AMERICANS suffer from an overdose of work. Regardless of who they are or what they do, Americans spend more time at work than at any time since World War II.
In 1950 the United States had fewer working hours than any industrialized country.
Today it exceeds every country but Japan, where industrial employees log 2,155 hours a year compared with 1,951 in the United States and 1,603 in the former West Germany.
Between 1969 and 1989 employed Americans added an average of 138 hours to their yearly work schedules.
The workweek has remained at about 40 hours, but people are working more weeks each year.
Moreover, paid time off -- holidays, vacations, sick leave -- shrank by 15 percent in the 1980s.
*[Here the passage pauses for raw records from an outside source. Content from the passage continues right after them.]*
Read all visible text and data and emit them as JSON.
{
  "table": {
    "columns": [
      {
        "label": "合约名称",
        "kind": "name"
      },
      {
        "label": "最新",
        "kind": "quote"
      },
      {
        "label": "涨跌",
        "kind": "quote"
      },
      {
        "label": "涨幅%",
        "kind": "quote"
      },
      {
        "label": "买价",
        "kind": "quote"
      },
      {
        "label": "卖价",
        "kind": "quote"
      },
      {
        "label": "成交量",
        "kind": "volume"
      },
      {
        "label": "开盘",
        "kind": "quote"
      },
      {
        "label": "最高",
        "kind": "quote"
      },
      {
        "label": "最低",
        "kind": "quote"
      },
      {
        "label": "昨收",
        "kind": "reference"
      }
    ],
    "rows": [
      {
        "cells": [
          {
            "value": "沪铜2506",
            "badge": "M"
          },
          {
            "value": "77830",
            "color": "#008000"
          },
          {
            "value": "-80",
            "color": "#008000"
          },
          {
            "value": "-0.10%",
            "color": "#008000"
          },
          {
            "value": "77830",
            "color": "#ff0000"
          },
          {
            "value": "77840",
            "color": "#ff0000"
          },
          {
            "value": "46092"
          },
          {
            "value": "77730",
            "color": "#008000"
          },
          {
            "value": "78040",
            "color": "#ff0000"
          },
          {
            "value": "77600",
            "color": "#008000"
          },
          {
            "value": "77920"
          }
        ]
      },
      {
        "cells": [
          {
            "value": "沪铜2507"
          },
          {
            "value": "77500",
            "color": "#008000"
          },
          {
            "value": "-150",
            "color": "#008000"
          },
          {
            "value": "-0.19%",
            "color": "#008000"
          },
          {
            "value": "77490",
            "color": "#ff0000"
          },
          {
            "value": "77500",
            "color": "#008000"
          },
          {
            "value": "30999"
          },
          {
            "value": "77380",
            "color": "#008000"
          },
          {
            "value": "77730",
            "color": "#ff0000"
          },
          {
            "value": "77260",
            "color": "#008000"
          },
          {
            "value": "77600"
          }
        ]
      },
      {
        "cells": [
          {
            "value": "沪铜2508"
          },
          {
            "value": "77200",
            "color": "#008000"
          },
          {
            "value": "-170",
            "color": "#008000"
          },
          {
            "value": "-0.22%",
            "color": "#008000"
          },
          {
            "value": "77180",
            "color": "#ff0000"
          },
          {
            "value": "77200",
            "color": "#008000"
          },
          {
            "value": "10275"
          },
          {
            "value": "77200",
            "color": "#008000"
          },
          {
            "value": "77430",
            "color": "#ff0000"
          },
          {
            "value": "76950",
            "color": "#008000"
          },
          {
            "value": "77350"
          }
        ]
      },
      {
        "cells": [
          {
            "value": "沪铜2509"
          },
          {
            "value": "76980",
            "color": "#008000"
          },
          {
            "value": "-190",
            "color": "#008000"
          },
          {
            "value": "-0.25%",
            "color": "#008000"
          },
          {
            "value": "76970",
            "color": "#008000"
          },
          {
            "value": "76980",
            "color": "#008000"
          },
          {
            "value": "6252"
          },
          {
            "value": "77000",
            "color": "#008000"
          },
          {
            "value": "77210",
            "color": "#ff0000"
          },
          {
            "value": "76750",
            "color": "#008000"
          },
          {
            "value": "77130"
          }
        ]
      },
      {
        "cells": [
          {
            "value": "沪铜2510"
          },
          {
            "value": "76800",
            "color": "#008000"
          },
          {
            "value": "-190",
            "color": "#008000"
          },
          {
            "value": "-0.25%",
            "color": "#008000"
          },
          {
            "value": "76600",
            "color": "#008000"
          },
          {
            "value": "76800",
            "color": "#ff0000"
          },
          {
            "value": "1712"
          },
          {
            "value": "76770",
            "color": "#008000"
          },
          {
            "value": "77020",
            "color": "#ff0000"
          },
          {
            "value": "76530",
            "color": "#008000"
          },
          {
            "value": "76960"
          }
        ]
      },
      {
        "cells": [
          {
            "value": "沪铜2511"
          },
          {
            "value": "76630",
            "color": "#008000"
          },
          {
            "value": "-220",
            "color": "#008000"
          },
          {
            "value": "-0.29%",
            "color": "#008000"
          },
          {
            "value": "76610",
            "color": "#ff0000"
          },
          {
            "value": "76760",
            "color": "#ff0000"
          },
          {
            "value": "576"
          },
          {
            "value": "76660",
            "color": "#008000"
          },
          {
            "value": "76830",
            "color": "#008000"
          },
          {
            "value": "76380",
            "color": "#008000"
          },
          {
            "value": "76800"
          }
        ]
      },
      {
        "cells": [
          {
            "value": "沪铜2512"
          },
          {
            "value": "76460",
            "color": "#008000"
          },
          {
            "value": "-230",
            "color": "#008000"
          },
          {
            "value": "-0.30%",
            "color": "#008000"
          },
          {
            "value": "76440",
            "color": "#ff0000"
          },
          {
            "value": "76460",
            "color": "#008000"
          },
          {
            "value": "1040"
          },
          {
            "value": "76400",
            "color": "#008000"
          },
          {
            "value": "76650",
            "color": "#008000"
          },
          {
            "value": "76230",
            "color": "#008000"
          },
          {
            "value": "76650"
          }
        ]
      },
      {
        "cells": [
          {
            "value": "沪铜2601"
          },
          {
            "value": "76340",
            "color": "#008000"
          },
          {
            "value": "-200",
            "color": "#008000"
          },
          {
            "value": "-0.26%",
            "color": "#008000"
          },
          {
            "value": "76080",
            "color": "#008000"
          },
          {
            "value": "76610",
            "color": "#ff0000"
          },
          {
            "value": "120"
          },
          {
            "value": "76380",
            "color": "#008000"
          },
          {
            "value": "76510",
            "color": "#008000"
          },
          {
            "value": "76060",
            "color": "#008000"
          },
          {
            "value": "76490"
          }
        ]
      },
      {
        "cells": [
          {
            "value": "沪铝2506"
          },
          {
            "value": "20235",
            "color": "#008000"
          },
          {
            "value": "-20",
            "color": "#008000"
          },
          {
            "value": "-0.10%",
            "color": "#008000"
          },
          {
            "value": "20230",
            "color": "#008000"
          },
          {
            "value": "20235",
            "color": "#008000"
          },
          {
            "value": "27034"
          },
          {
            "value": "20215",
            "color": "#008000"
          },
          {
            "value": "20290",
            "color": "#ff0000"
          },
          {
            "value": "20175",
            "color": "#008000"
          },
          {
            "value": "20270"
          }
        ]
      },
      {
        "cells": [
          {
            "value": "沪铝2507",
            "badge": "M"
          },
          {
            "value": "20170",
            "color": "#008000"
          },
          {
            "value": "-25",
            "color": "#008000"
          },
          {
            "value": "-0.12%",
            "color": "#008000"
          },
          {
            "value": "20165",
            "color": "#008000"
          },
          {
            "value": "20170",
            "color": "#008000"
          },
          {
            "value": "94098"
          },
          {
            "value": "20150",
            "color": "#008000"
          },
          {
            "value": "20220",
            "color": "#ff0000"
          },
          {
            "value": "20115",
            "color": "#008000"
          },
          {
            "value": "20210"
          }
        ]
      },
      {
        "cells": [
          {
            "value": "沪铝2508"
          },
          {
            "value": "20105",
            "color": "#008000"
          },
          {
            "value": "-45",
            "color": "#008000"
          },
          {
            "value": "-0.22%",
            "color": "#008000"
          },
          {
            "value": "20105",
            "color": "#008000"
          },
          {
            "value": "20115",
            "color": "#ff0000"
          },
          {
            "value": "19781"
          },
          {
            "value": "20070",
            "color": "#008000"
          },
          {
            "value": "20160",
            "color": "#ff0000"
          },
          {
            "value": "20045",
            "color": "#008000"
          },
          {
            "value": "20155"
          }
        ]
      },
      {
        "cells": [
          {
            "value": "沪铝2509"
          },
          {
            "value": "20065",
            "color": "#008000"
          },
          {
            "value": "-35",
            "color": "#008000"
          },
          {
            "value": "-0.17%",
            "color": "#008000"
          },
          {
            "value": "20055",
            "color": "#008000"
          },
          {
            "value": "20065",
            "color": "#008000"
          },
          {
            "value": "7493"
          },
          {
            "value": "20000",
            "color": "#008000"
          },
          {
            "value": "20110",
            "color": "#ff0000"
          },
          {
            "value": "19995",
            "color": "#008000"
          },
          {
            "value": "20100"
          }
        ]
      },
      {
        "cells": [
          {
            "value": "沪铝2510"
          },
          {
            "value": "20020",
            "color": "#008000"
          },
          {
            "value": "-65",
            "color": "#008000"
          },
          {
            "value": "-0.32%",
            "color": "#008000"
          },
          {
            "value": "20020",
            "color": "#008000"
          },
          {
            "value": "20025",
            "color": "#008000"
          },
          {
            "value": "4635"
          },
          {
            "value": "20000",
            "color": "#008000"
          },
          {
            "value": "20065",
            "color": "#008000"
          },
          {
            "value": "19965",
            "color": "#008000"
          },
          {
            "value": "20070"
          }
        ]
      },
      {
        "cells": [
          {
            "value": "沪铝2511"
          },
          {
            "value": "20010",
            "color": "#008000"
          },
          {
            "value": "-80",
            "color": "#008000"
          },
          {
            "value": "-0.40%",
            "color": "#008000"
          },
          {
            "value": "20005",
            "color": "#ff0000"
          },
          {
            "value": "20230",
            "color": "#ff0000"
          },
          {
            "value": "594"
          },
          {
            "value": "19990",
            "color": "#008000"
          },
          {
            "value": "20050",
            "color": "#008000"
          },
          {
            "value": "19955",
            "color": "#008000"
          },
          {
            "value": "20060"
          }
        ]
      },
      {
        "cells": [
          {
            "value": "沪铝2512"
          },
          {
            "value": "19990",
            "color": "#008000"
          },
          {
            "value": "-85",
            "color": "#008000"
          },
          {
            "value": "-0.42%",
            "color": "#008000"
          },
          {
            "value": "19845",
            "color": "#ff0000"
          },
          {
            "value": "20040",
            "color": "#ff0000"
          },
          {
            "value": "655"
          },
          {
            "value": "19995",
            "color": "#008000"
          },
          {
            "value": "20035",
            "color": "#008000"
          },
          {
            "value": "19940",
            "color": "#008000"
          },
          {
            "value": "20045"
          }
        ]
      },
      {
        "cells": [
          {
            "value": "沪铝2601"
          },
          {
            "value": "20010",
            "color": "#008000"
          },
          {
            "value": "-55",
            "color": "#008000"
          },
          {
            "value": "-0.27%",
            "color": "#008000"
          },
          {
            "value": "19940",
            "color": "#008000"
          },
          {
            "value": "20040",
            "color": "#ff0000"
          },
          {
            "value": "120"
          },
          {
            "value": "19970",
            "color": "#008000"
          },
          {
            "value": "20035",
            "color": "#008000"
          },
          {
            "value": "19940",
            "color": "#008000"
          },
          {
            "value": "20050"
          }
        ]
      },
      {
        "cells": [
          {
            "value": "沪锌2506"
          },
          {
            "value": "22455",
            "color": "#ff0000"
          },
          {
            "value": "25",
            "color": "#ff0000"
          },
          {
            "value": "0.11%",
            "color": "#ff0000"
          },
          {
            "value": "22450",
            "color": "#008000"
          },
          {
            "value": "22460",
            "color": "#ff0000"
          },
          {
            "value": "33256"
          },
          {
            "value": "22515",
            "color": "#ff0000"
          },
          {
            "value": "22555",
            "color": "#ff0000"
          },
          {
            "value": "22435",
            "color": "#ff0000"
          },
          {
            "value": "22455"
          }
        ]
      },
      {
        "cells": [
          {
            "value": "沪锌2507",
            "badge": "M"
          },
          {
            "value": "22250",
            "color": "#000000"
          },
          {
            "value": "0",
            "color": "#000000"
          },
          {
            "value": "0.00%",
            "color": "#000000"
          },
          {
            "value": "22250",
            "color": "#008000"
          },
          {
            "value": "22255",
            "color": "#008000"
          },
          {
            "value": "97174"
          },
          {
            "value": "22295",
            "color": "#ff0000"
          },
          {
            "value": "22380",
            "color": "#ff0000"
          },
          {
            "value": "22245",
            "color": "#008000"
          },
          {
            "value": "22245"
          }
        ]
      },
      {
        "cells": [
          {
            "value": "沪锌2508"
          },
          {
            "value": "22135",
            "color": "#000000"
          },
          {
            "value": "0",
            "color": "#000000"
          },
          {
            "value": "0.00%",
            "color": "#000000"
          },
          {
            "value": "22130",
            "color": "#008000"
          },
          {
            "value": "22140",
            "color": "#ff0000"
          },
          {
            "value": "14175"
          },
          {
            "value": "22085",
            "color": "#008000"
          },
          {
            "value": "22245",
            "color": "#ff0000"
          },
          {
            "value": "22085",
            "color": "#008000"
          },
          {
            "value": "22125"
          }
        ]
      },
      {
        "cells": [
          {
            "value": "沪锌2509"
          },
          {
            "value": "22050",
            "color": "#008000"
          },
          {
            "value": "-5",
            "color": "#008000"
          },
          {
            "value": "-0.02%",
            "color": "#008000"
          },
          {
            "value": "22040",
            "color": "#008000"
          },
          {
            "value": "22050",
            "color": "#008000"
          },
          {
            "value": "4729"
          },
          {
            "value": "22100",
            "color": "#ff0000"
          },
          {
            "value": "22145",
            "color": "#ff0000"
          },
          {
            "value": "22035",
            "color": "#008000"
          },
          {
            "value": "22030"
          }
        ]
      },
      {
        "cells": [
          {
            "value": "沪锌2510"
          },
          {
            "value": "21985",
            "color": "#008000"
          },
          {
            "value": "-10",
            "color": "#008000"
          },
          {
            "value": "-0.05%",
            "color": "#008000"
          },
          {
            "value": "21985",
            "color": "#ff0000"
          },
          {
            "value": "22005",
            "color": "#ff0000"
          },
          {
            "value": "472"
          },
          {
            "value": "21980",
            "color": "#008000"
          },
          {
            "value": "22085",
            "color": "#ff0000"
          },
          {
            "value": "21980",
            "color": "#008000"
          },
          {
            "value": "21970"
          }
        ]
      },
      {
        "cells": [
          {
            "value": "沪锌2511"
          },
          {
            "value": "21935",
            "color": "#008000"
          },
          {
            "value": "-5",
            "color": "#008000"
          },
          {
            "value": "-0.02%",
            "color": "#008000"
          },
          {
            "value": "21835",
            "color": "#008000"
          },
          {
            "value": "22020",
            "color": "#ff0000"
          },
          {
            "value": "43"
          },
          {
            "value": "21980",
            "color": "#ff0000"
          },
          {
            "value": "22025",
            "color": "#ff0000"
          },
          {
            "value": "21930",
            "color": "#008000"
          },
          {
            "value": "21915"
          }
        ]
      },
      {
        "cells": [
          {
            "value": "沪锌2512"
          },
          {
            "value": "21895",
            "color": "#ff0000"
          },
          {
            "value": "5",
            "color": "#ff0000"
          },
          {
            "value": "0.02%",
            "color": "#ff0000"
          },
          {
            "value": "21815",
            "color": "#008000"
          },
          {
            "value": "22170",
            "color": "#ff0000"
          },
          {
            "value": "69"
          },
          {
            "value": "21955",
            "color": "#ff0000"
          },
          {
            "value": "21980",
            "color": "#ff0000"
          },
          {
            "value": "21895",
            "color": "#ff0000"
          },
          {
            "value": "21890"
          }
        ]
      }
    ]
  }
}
As corporations have experienced stiffer competition and slower growth in productivity, they have pressed employees to work longer.
Cost-cutting layoffs in the 1980s reduced the professional and managerial ranks, leaving fewer people to get the job done.
In lower-paid occupations, where wages have been reduced, workers have added hours in overtime or extra jobs to preserve their living standard.
The government estimates that more than 7 million people hold a second job.
For the first time large numbers of people say they want to cut back on working hours, even if it means earning less money. But most employers are unwilling to let them do so.
The government, which has stepped back from its traditional role as a regulator of work time, should take steps to make shorter hours possible.
First, it should require employers to give employees the opportunity to trade income for time.
Growth in productivity makes it possible to raise income or reduce working hours.
Since World War II we have "chosen" money over time; one reason is that companies give annual raises but rarely offer more free time. But California municipalities have offered this option successfully.
Second, standard hours should be required for all salaried jobs.
Salaried workers over work 50 or 60 hours a week. When annual pay is fixed, an employer has a powerful motive to induce ever-longer hours of work, since each added hour is "free."
This incentive would disappear if companies were obliged to set a standard workweek for salaried jobs.
Employees who worked beyond the standard would be entitled to paid time off.
Congress should legislate an annual four-week vacation regardless of a worker's length of service.
Nearly all Western European workers get four-to-six week vacations. Americans struggle to hold on to their two weeks.
Other reforms are long overdue:
Paid parental leave is necessary.
* Fringe benefits should be pro-rated by hours of work to give bosses a reason not to overwork employees.
* Time-and-a-half pay for overtime should give way to compensatory time off, and mandatory overtime should be eliminated.
* Wages of adults who earn less than $10 an hour should be raised so they can avoid overwork.
Citing Japanese competition and other pressures, many employers would complain that they cannot afford such measures.
But guaranteed vacations are likely to improve employees' performance: The fatigue and inefficiency resulting from long hours are a major reasons why Japan's productivity remains lower than ours.
The growing scarcity of leisure, the dearth of family time, and the horrors of commuting all point to the need to resume an old but long-ignored discussion on the merits of the 30-hour or even the four-day week.
Juliet B. Schor, associate professor of economics at Harvard, is author of the forthcoming book, "The Overworked American."